Supporting Unitarian Universalist (UU) Students at United Theological Seminary
There have been Unitarian Universalist students at United Theological Seminary (UTS) in the Minneapolis for over 30 years. Today there are nine courses in a four-year rotation for Unitarian Universalist students at UTS. The relationship between the seminary and UU students and clergy is strong and supportive. The program is supervised and coordinated by Rev. Karen Gustafson and Rev. Kate Tucker.
2009 An Idea Took Root
In 2009, the district applied for financial assistance to support seminary students in even more meaningful ways. They received a grant, funds from which are still being used today (2014). Rev. Dr. Kendyl Gibbons worked closely with District Executive Nancy Heege to deepen the relationship with the seminary and develop the in care program.
Programs Developed And Still Going
Small Congregation Support
- A program was developed to benefit small congregations by providing five or six weekend visits by a seminary student. Students also benefit by engagement with the congregation
- The grant provides $500 to each congregation, which must provide $1,500 of its own money and must apply for a $1,000 district Chalice Lighter grant. The funds pay students for their honoraria, travel, and other expenses.
- Students are selected by ministers in the area and Congregational Life staff. Students who possess ministerial presence and maturity are selected. Home congregations are contacted for reference. Congregations are informed of the student who has been assigned.
Grant funds also provide scholarships for students to attend District and UUA events, particularly General Assemblies.
- Students gather together once per month for lunch. Involvement varies from year to year depending on the number of UU students enrolled and how intentional they are about seeking support they cannot offer each other. Leadership always seems to emerge out of the student group.
- Facebook is used to communicate.

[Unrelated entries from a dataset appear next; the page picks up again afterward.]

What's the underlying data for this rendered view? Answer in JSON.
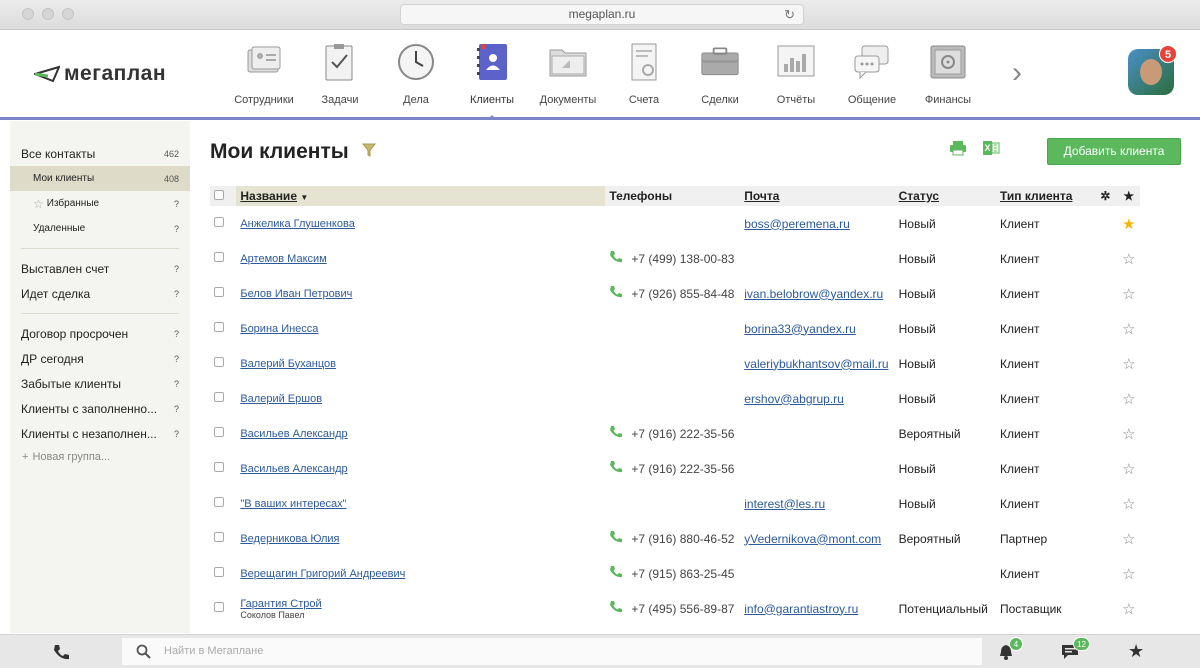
{
  "browser": {
    "url": "megaplan.ru"
  },
  "app": {
    "logo_text": "мегаплан"
  },
  "nav": {
    "items": [
      {
        "label": "Сотрудники",
        "icon": "employees-icon"
      },
      {
        "label": "Задачи",
        "icon": "tasks-icon"
      },
      {
        "label": "Дела",
        "icon": "clock-icon"
      },
      {
        "label": "Клиенты",
        "icon": "clients-icon",
        "active": true
      },
      {
        "label": "Документы",
        "icon": "documents-icon"
      },
      {
        "label": "Счета",
        "icon": "invoices-icon"
      },
      {
        "label": "Сделки",
        "icon": "briefcase-icon"
      },
      {
        "label": "Отчёты",
        "icon": "reports-icon"
      },
      {
        "label": "Общение",
        "icon": "chat-icon"
      },
      {
        "label": "Финансы",
        "icon": "safe-icon"
      }
    ],
    "notifications": "5"
  },
  "sidebar": {
    "items": [
      {
        "label": "Все контакты",
        "count": "462"
      },
      {
        "label": "Мои клиенты",
        "count": "408"
      },
      {
        "label": "Избранные",
        "count": "?"
      },
      {
        "label": "Удаленные",
        "count": "?"
      },
      {
        "label": "Выставлен счет",
        "count": "?"
      },
      {
        "label": "Идет сделка",
        "count": "?"
      },
      {
        "label": "Договор просрочен",
        "count": "?"
      },
      {
        "label": "ДР сегодня",
        "count": "?"
      },
      {
        "label": "Забытые клиенты",
        "count": "?"
      },
      {
        "label": "Клиенты с заполненно...",
        "count": "?"
      },
      {
        "label": "Клиенты с незаполнен...",
        "count": "?"
      }
    ],
    "new_group": "Новая группа..."
  },
  "main": {
    "title": "Мои клиенты",
    "add_button": "Добавить клиента",
    "columns": {
      "name": "Название",
      "phones": "Телефоны",
      "email": "Почта",
      "status": "Статус",
      "type": "Тип клиента"
    },
    "rows": [
      {
        "name": "Анжелика Глушенкова",
        "phone": "",
        "email": "boss@peremena.ru",
        "status": "Новый",
        "type": "Клиент",
        "fav": true
      },
      {
        "name": "Артемов Максим",
        "phone": "+7 (499) 138-00-83",
        "email": "",
        "status": "Новый",
        "type": "Клиент"
      },
      {
        "name": "Белов Иван Петрович",
        "phone": "+7 (926) 855-84-48",
        "email": "ivan.belobrow@yandex.ru",
        "status": "Новый",
        "type": "Клиент"
      },
      {
        "name": "Борина Инесса",
        "phone": "",
        "email": "borina33@yandex.ru",
        "status": "Новый",
        "type": "Клиент"
      },
      {
        "name": "Валерий Буханцов",
        "phone": "",
        "email": "valeriybukhantsov@mail.ru",
        "status": "Новый",
        "type": "Клиент"
      },
      {
        "name": "Валерий Ершов",
        "phone": "",
        "email": "ershov@abgrup.ru",
        "status": "Новый",
        "type": "Клиент"
      },
      {
        "name": "Васильев Александр",
        "phone": "+7 (916) 222-35-56",
        "email": "",
        "status": "Вероятный",
        "type": "Клиент"
      },
      {
        "name": "Васильев Александр",
        "phone": "+7 (916) 222-35-56",
        "email": "",
        "status": "Новый",
        "type": "Клиент"
      },
      {
        "name": "\"В ваших интересах\"",
        "phone": "",
        "email": "interest@les.ru",
        "status": "Новый",
        "type": "Клиент"
      },
      {
        "name": "Ведерникова Юлия",
        "phone": "+7 (916) 880-46-52",
        "email": "yVedernikova@mont.com",
        "status": "Вероятный",
        "type": "Партнер"
      },
      {
        "name": "Верещагин Григорий Андреевич",
        "phone": "+7 (915) 863-25-45",
        "email": "",
        "status": "",
        "type": "Клиент"
      },
      {
        "name": "Гарантия Строй",
        "subname": "Соколов Павел",
        "phone": "+7 (495) 556-89-87",
        "email": "info@garantiastroy.ru",
        "status": "Потенциальный",
        "type": "Поставщик"
      }
    ]
  },
  "bottom": {
    "search_placeholder": "Найти в Мегаплане",
    "bell_count": "4",
    "chat_count": "12"
  }
}
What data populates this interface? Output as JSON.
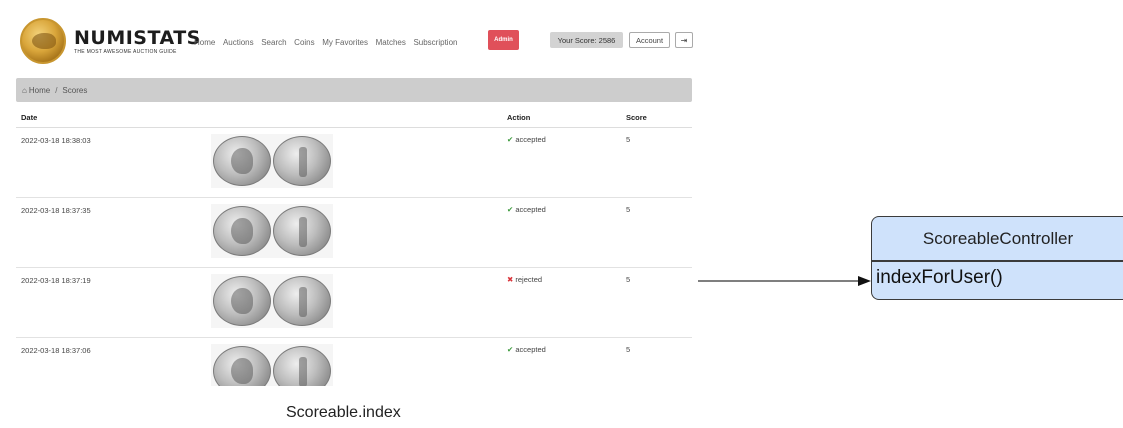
{
  "screenshot": {
    "logo": {
      "title": "NUMISTATS",
      "subtitle": "THE MOST AWESOME AUCTION GUIDE"
    },
    "nav": [
      "Home",
      "Auctions",
      "Search",
      "Coins",
      "My Favorites",
      "Matches",
      "Subscription"
    ],
    "admin_label": "Admin",
    "score_label": "Your Score: 2586",
    "account_label": "Account",
    "logout_icon": "sign-out-icon",
    "breadcrumb": {
      "home_icon": "⌂",
      "home": "Home",
      "sep": "/",
      "current": "Scores"
    },
    "table": {
      "headers": {
        "date": "Date",
        "action": "Action",
        "score": "Score"
      },
      "rows": [
        {
          "date": "2022-03-18 18:38:03",
          "status_icon": "✔",
          "action": "accepted",
          "score": "5"
        },
        {
          "date": "2022-03-18 18:37:35",
          "status_icon": "✔",
          "action": "accepted",
          "score": "5"
        },
        {
          "date": "2022-03-18 18:37:19",
          "status_icon": "✖",
          "action": "rejected",
          "score": "5"
        },
        {
          "date": "2022-03-18 18:37:06",
          "status_icon": "✔",
          "action": "accepted",
          "score": "5"
        }
      ]
    }
  },
  "caption": "Scoreable.index",
  "class_box": {
    "name": "ScoreableController",
    "method": "indexForUser()"
  },
  "colors": {
    "class_fill": "#cfe2fb",
    "admin": "#e0505a",
    "accepted": "#3a9a3a",
    "rejected": "#d9343a"
  }
}
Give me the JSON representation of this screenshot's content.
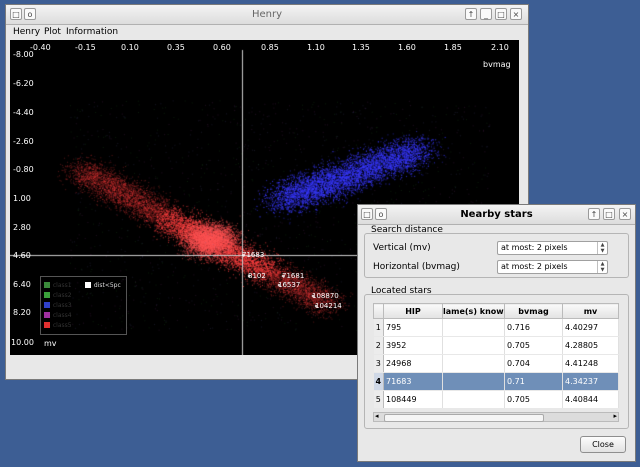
{
  "main_window": {
    "title": "Henry",
    "menu": [
      "Henry",
      "Plot",
      "Information"
    ]
  },
  "plot": {
    "x_ticks": [
      "-0.40",
      "-0.15",
      "0.10",
      "0.35",
      "0.60",
      "0.85",
      "1.10",
      "1.35",
      "1.60",
      "1.85",
      "2.10"
    ],
    "y_ticks": [
      "-8.00",
      "-6.20",
      "-4.40",
      "-2.60",
      "-0.80",
      "1.00",
      "2.80",
      "4.60",
      "6.40",
      "8.20",
      "10.00"
    ],
    "x_axis_label": "bvmag",
    "y_axis_label": "mv",
    "legend": {
      "items": [
        {
          "label": "class1",
          "color": "#3a8a3a"
        },
        {
          "label": "class2",
          "color": "#3aa03a"
        },
        {
          "label": "class3",
          "color": "#3040c8"
        },
        {
          "label": "class4",
          "color": "#a030a0"
        },
        {
          "label": "class5",
          "color": "#e03030"
        }
      ],
      "note": "dist<5pc"
    },
    "star_labels": [
      "71683",
      "8102",
      "71681",
      "16537",
      "108870",
      "104214"
    ],
    "colors": {
      "red": "#ff4040",
      "blue": "#3a3aff",
      "crosshair": "#cccccc"
    }
  },
  "dialog": {
    "title": "Nearby stars",
    "search_section": "Search distance",
    "vertical_label": "Vertical (mv)",
    "vertical_value": "at most: 2 pixels",
    "horizontal_label": "Horizontal (bvmag)",
    "horizontal_value": "at most: 2 pixels",
    "located_section": "Located stars",
    "columns": [
      "HIP",
      "lame(s) knowi",
      "bvmag",
      "mv"
    ],
    "rows": [
      {
        "n": "1",
        "hip": "795",
        "name": "",
        "bvmag": "0.716",
        "mv": "4.40297"
      },
      {
        "n": "2",
        "hip": "3952",
        "name": "",
        "bvmag": "0.705",
        "mv": "4.28805"
      },
      {
        "n": "3",
        "hip": "24968",
        "name": "",
        "bvmag": "0.704",
        "mv": "4.41248"
      },
      {
        "n": "4",
        "hip": "71683",
        "name": "",
        "bvmag": "0.71",
        "mv": "4.34237"
      },
      {
        "n": "5",
        "hip": "108449",
        "name": "",
        "bvmag": "0.705",
        "mv": "4.40844"
      }
    ],
    "selected_row": 3,
    "close_label": "Close"
  }
}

Ministerial Involvement And Support
- This in care program does not have paid staff or a steering committee, although four ministers in the area lead the effort with the support of the District.
- Ministers lead gatherings for students, usually covering a topic relative to ministry, offering opportunities for students and ministers to get to know each other.
- Ministers offer mock interviews for students preparing for the Ministerial Fellowship Committee.
- The electronic portfolio being used in the Mountain Desert District was adapted and is distributed to students to assist them in developing and tracking their progress toward fellowship.